David Caton Plans Ending Miami Protective Ordinance
Tampa-Based 'Family Association' to Launch Petition
By Jack Nichols
Caton's organization seeks, he says, to rescind Dade's 1998 ordinance—passed by the Miami-Dade Commission and which protects gay males and lesbians from discrimination. The Miami Herald, now under a new editorial chief who was formerly with the New York Times, spoke out vehemently against David Caton's plans.
Quoting Dade County Commissioner Dennis Moss, identified as a politician who had " the guts and integrity to support the (gay) human-rights ordinance" a year ago, The Herald staff wrote: "Discrimination is discrimination, no matter where you find it.'' (December 16).
Miami Beach activist Bob Kunst says David Caton hopes to be an Anita Bryant in male drag throughout the politically-charged year of 2000.
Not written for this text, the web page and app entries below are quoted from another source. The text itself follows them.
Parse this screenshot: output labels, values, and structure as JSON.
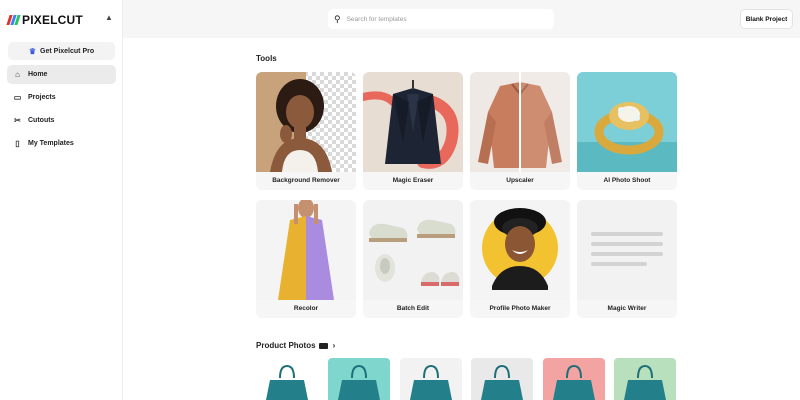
{
  "brand": {
    "name": "PIXELCUT",
    "colors": [
      "#e03131",
      "#3b82f6",
      "#22c55e"
    ]
  },
  "sidebar": {
    "pro_label": "Get Pixelcut Pro",
    "items": [
      {
        "label": "Home",
        "icon": "home-icon",
        "active": true
      },
      {
        "label": "Projects",
        "icon": "folder-icon",
        "active": false
      },
      {
        "label": "Cutouts",
        "icon": "scissors-icon",
        "active": false
      },
      {
        "label": "My Templates",
        "icon": "document-icon",
        "active": false
      }
    ]
  },
  "header": {
    "search_placeholder": "Search for templates",
    "blank_project_label": "Blank Project"
  },
  "tools": {
    "title": "Tools",
    "items": [
      {
        "label": "Background Remover"
      },
      {
        "label": "Magic Eraser"
      },
      {
        "label": "Upscaler"
      },
      {
        "label": "AI Photo Shoot"
      },
      {
        "label": "Recolor"
      },
      {
        "label": "Batch Edit"
      },
      {
        "label": "Profile Photo Maker"
      },
      {
        "label": "Magic Writer"
      }
    ]
  },
  "product_photos": {
    "title": "Product Photos",
    "backgrounds": [
      "#ffffff",
      "#7fd6cd",
      "#f2f2f2",
      "#e9e9e9",
      "#f4a3a3",
      "#b9e0bd"
    ]
  }
}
Kunst, who founded The Oral Majority, challenged Florida's Family Association director to an immediate debate over what he called Caton's "sinister attempts to bring more 'hate' into Miami-Dade," and indicated he thought these attempts could be used to highlight the less compassionate side of Republican Party politics in the 2000 elections.
Kunst relished, he said, exciting opportunities to discuss the very issue—"porno addiction"— which had originally catapulted Caton into the camp of the Christian Reich. "His problem with porno," Kunst suggested in a flippant foray into pop psychology, "is the tip of the iceberg of 'the real Caton', we're delighted to expose."
He reminded the Florida Family Association of what had happened to the Rev. Garnicki, leader of Miami-Dade's anti-gay opposition in 1998. "He is now in jail for 30 years for 'raping' a 15 year old girl parishioner in his congregation."